In recent months, Virani has observed his fellow Kinkaid students have taken a keener interest in sneaker culture. “I think Adidas Boost is taking over Kinkaid,” he declared. “I’m seeing so many people wearing Boost now, and it’s crazy.” When asked if he thinks this trend will last, Virani said matter-of-factly, “it’s hype, and students at Kinkaid are going to follow the hype.”
Sneakers also allow Virani “to stand out” and build confidence. Wearing what he likes and what others may find different has pushed him to become more comfortable in his own skin. “To be a sneakerhead, you need to be confident,” Virani said.
Most importantly, sneakers hold a deeper, more sentimental place in Virani’s heart. “It was something that my brother and I did,” said Virani, who lost his brother Faris to cancer just last year. “It was something that brought us closer. It connects me to [Faris] always.” Whenever he slips in a pair of sneakers, he thinks about more than the effort it took, the money he saved up, or the feel of the insole against his feet. Whenever he puts on a pair of shoes, he thinks about if he was with his brother, if they were deciding whether or not to purchase a pair, or if they were just discussing the newest release. Sneakers take him back to fond memories, and connect him to the past.
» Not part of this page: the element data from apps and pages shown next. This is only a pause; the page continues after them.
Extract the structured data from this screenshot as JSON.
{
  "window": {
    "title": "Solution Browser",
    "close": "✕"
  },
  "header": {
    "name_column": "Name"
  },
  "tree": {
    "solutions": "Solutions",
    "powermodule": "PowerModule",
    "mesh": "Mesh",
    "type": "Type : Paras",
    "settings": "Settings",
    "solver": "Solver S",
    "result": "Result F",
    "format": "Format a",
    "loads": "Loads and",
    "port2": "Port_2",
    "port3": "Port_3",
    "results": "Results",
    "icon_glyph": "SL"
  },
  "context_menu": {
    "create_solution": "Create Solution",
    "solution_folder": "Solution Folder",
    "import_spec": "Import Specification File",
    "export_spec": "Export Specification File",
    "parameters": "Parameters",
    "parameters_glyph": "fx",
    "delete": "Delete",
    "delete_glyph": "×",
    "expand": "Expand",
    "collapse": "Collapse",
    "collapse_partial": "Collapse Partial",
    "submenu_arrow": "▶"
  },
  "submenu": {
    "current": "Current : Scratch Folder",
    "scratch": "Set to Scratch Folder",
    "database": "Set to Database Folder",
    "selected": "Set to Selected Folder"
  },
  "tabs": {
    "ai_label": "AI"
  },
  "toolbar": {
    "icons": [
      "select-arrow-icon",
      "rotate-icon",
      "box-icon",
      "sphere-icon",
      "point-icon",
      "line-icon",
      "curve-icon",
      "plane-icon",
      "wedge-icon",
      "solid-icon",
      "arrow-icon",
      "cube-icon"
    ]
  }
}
Whether or not the current Ultra Boost trend at Kinkaid is hype or not doesn’t matter. This surge in a particular model of footwear does not degrade sneaker culture, it doesn’t offend anybody, and in Virani’s opinion, it’s only a good thing. According to Virani, to be a sneakerhead “you don’t need a collection. You just need to be interested in shoes, like shoes, and talk about shoes.” So for those who already picked up a pair and to those who are thinking about it, if you like it, buy it, and wear it with confidence. Because that’s what sneaker culture is really about.[dropcap][/dropcap]